_How to complete this task:_ Everything in the listing below must be reproduced exactly, apart from its images.

###

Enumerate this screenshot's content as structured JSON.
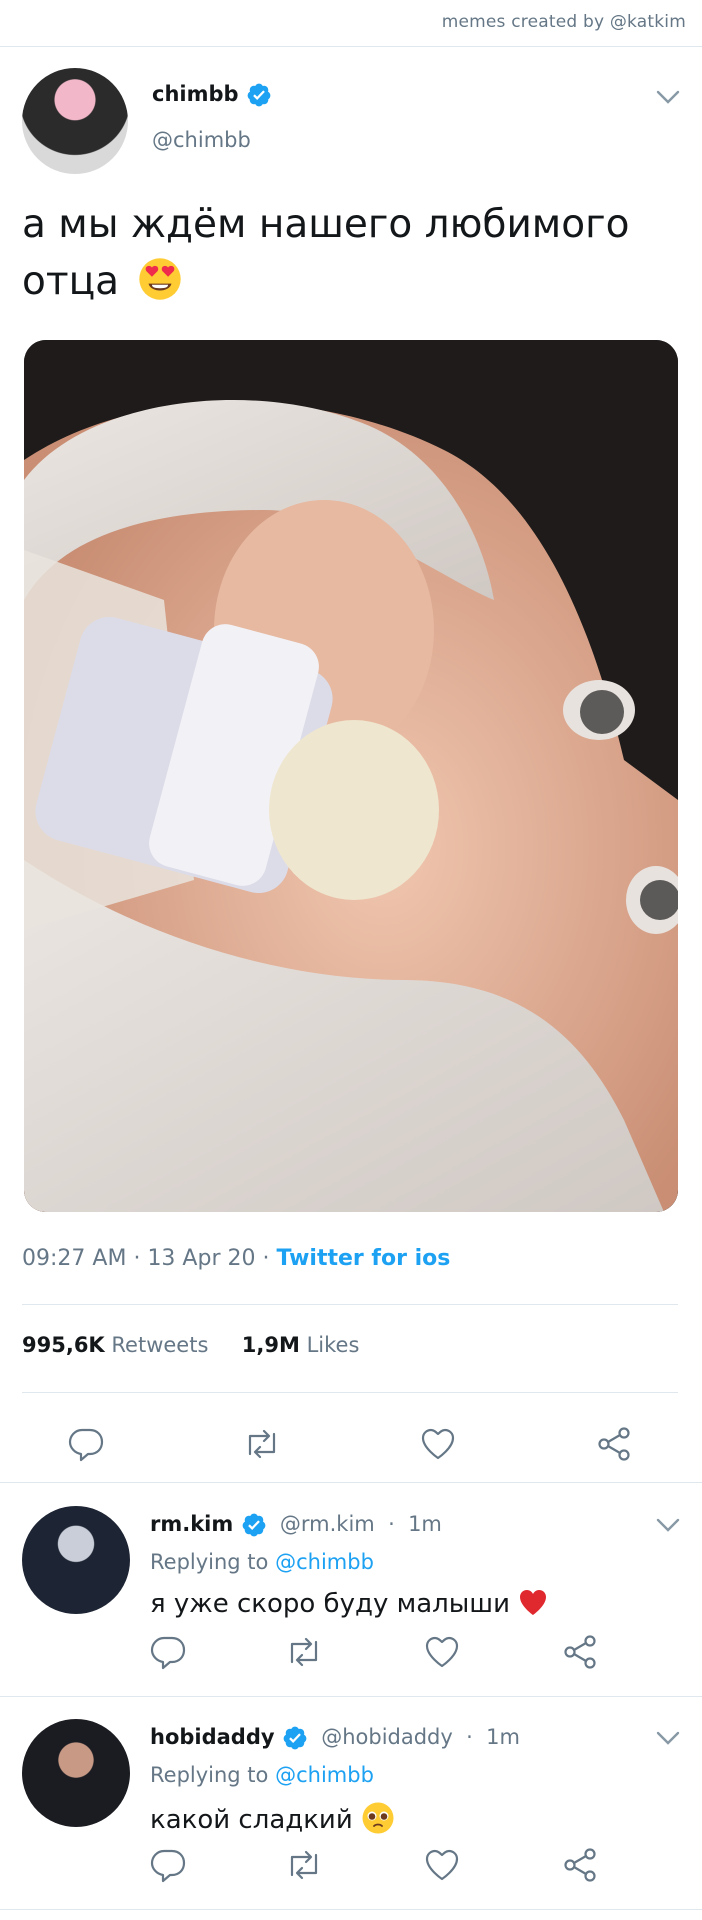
{
  "credit": "memes created by @katkim",
  "tweet": {
    "name": "chimbb",
    "handle": "@chimbb",
    "text": "а мы ждём нашего любимого отца",
    "time": "09:27 AM",
    "date": "13 Apr 20",
    "source": "Twitter for ios",
    "retweets_count": "995,6K",
    "retweets_label": "Retweets",
    "likes_count": "1,9M",
    "likes_label": "Likes"
  },
  "replies": [
    {
      "name": "rm.kim",
      "handle": "@rm.kim",
      "time": "1m",
      "replying_prefix": "Replying to",
      "replying_to": "@chimbb",
      "text": "я уже скоро буду малыши",
      "emoji": "red-heart"
    },
    {
      "name": "hobidaddy",
      "handle": "@hobidaddy",
      "time": "1m",
      "replying_prefix": "Replying to",
      "replying_to": "@chimbb",
      "text": "какой сладкий",
      "emoji": "pleading-face"
    }
  ],
  "colors": {
    "accent": "#1da1f2",
    "muted": "#657786",
    "text": "#14171a",
    "divider": "#e1e8ed"
  },
  "icons": [
    "verified-badge-icon",
    "chevron-down-icon",
    "reply-icon",
    "retweet-icon",
    "like-icon",
    "share-icon",
    "heart-eyes-emoji-icon"
  ]
}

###

_Written response:_
Enumerate this screenshot's content as structured JSON.
{
  "credit": "memes created by @katkim",
  "tweet": {
    "name": "chimbb",
    "handle": "@chimbb",
    "text": "а мы ждём нашего любимого отца",
    "time": "09:27 AM",
    "date": "13 Apr 20",
    "source": "Twitter for ios",
    "retweets_count": "995,6K",
    "retweets_label": "Retweets",
    "likes_count": "1,9M",
    "likes_label": "Likes"
  },
  "replies": [
    {
      "name": "rm.kim",
      "handle": "@rm.kim",
      "time": "1m",
      "replying_prefix": "Replying to",
      "replying_to": "@chimbb",
      "text": "я уже скоро буду малыши",
      "emoji": "red-heart"
    },
    {
      "name": "hobidaddy",
      "handle": "@hobidaddy",
      "time": "1m",
      "replying_prefix": "Replying to",
      "replying_to": "@chimbb",
      "text": "какой сладкий",
      "emoji": "pleading-face"
    }
  ],
  "colors": {
    "accent": "#1da1f2",
    "muted": "#657786",
    "text": "#14171a",
    "divider": "#e1e8ed"
  },
  "icons": [
    "verified-badge-icon",
    "chevron-down-icon",
    "reply-icon",
    "retweet-icon",
    "like-icon",
    "share-icon",
    "heart-eyes-emoji-icon"
  ]
}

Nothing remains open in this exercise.